Samir Mhameed, Dror Sharon, Jossi Hillel, Emanuel Lahav, Daniel Kaufman, and Uri Lavi
To estimate heterozygosity level in the avocado (Persea americana Mill.) genome, two types of variable number of tandem repeat (VNTR) markers were used. Multilocus DNA fingerprints (DFPs) were analyzed on avocado progeny resulting from either crosses or selfing of cultivars. In five crosses, heterozygosity was 100%, while in two self-pollinated families, heterozygosity was 90% and 94%. Single locus, simple sequence repeat (SSR) DNA markers were analyzed by typing 59 loci on five avocado cultivars. Average heterozygosity varied from 0.50 to 0.66, while gene diversity varied from 0.42 to 0.66. Heterozygosity varied from 38% to 70%. The percentage of fragments that exhibited Mendelian inheritance was 62.5% to 85% (P < 0.05) for the DFP fragments and 85% for the SSR alleles.
Dror Sharon, Avital Adato, Samir Mhameed, Uri Lavi, Jossi Hillel, Maria Gomolka, Conny Epplen, and Jorg Thomas Epplen

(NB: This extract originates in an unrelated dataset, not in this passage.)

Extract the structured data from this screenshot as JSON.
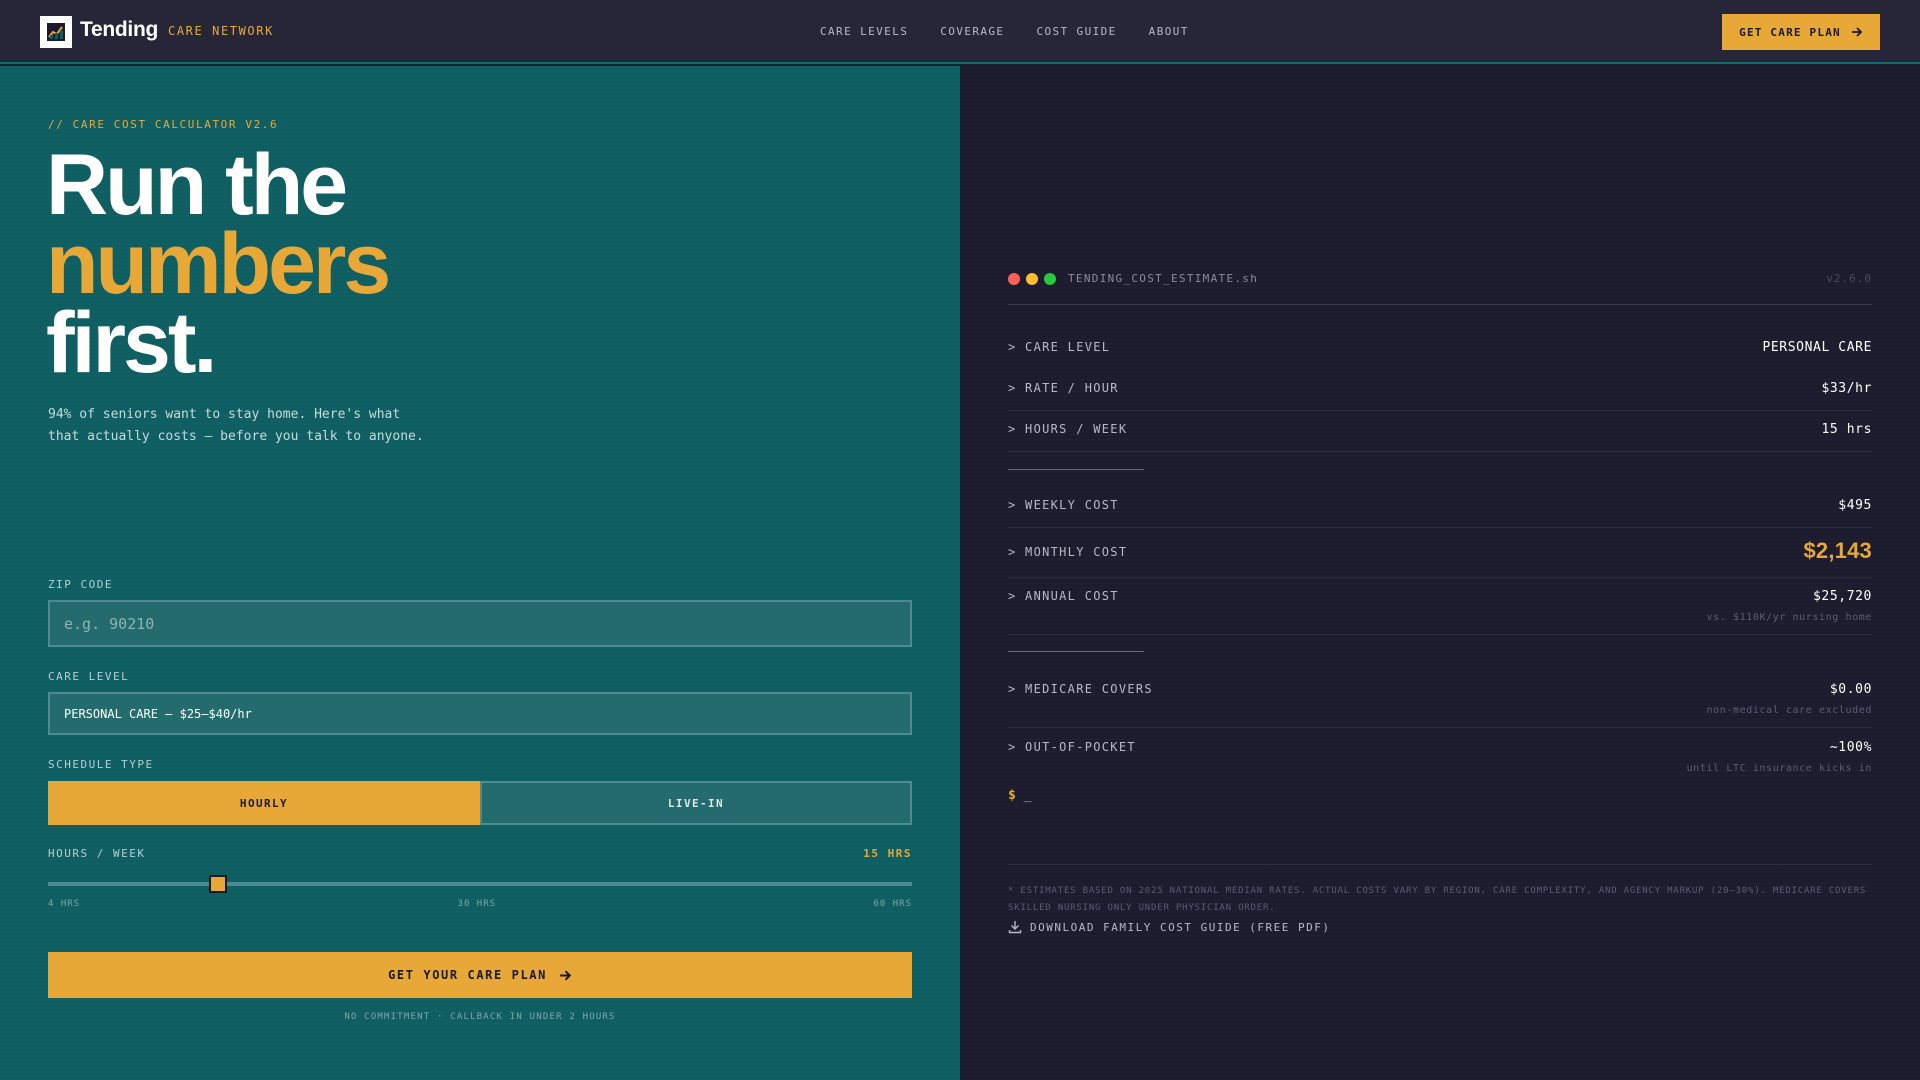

Plant genomes contain polymorphic repetitive sequences that can be used as DNA markers. Minisatellites (16 to 64 bp per repeat) and simple-sequence repeats (2 to 6 bp per repeat) are the most polymorphic markers found in plant and animal genomes. In this study, the hybridizations between genomic DNA and variable number of tandem repeat probes were examined in Arabidopsis thaliana L. (Heynn), onion (Allium cepa L.), tomato (Lycopersicon esculentum L.), wheat (Triticum aestivum L.), avocado (Persea americana Mill.), litchi (Chinensis Sonn.), mango (Mangifera indica L.), and Carica species. Some of the probes detected polymorphic sequences in all the species, but others were useful only for one or two species. None of the probes gave clear band patterns in either onion or wheat. The in-gel hybridization method was similar to Southern blot hybridization using the simple-sequence repeat probes.